Others who have made use of the program said the city should do more to incentivize farming on abandoned land, especially with neighborhood farms and community gardens becoming more prolific over the last decade due to zoning changes that allow them in residential areas.

One farmer, Rich Kolm, said urban farms in Baltimore are playing several critical roles: They are community centers, educational hubs and fresh food producers in food-insecure neighborhoods.

Kolm has overseen three separate farms on adopted land in the city, and now he works as a contractor to those attempting to do the same. Though he commended the city’s low-cost water access service that accompanies lot adoption, he said people may not want to start a farm under the program if the land could be taken away.

“The whole idea of agriculture is that you’re building something,” said Kolm. “The only way to do it well is to make it permanent. But the city’s attitude is that urban agriculture might be a means of raising property values so much so that the agriculture gets kicked off the site.”

Smaller gardens and parks have been more successfully created out of city-owned lots.

Noah C. Smock, executive director of the Baltimore Community ToolBank, which assists neighborhoods and individuals with the work of overhauling and maintaining lots, said his organization typically serves about 100 partners a year that work the vacant land.

Many of the partners’ projects have gone on to succeed, Smock said, but he is most intrigued with anchor institutions such as the University of Maryland that have partnered with communities to share resources, ideas and expertise. One such project, he said, resulted in the planting of wildflowers on a vacant lot to help enrich the soil.

Smock would like to see more collaborations that could be done at scale.

“For every productively flipped lot, there might be two that come on the docket; no matter how many people are involved, you just can’t flip them that quick,” he said. “For any organization that can show that they have community benefit in mind, if city empowers that partner by staying away, that’s the best hope for revitalization at scale.”
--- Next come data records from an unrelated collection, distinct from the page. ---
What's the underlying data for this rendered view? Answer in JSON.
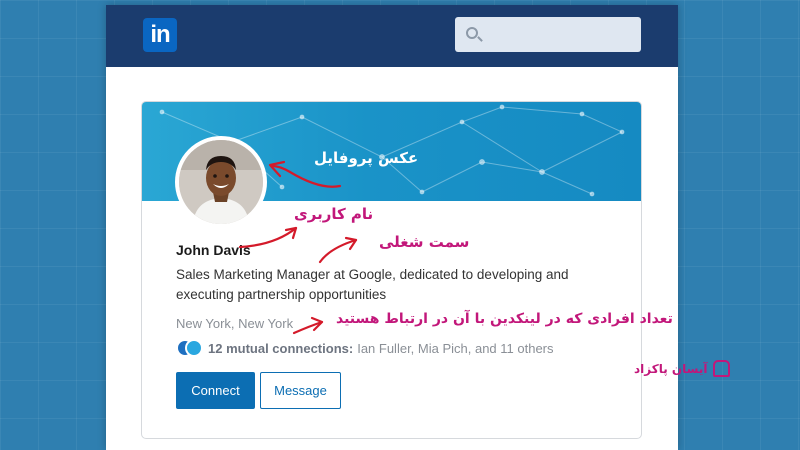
{
  "header": {
    "logo_text": "in",
    "search_placeholder": ""
  },
  "profile": {
    "name": "John Davis",
    "headline": "Sales Marketing Manager at Google, dedicated to developing and executing partnership opportunities",
    "location": "New York, New York",
    "mutual_count": "12 mutual connections:",
    "mutual_names": "Ian Fuller, Mia Pich, and 11 others",
    "connect_label": "Connect",
    "message_label": "Message"
  },
  "annotations": {
    "profile_picture": "عکس پروفایل",
    "username": "نام کاربری",
    "job_title": "سمت شغلی",
    "connections": "تعداد افرادی که در لینکدین با آن در ارتباط هستید"
  },
  "watermark": {
    "text": "آیسان پاکزاد"
  },
  "colors": {
    "header_bg": "#1b3c6e",
    "linkedin_blue": "#0a66c2",
    "annotation": "#c2177a",
    "page_bg": "#2f7fb0"
  }
}
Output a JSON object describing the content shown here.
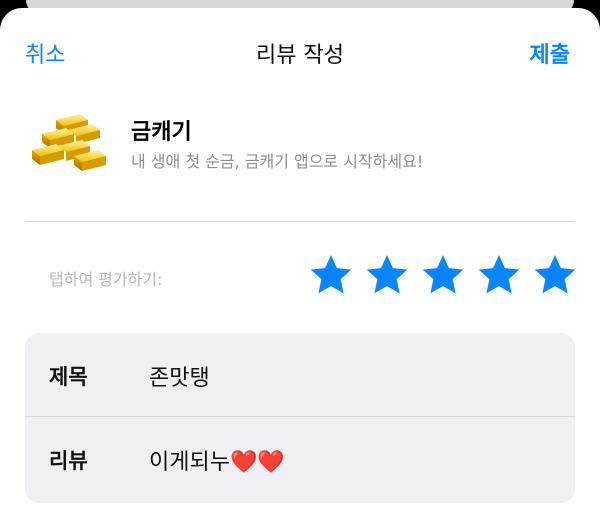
{
  "nav": {
    "cancel_label": "취소",
    "title": "리뷰 작성",
    "submit_label": "제출"
  },
  "app": {
    "name": "금캐기",
    "subtitle": "내 생애 첫 순금, 금캐기 앱으로 시작하세요!",
    "icon": "gold-bars-icon"
  },
  "rating": {
    "label": "탭하여 평가하기:",
    "value": 5,
    "max": 5,
    "star_color": "#0a84ff"
  },
  "form": {
    "title_label": "제목",
    "title_value": "존맛탱",
    "review_label": "리뷰",
    "review_value": "이게되누❤️❤️"
  },
  "colors": {
    "accent": "#0a84ff",
    "card_bg": "#efeff4",
    "gold": "#e8b300"
  }
}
Read more:

Baltimore’s biggest math problem: Why the city’s vacant housing crisis isn’t getting better

What Baltimore can learn from other cities that have tackled vacant properties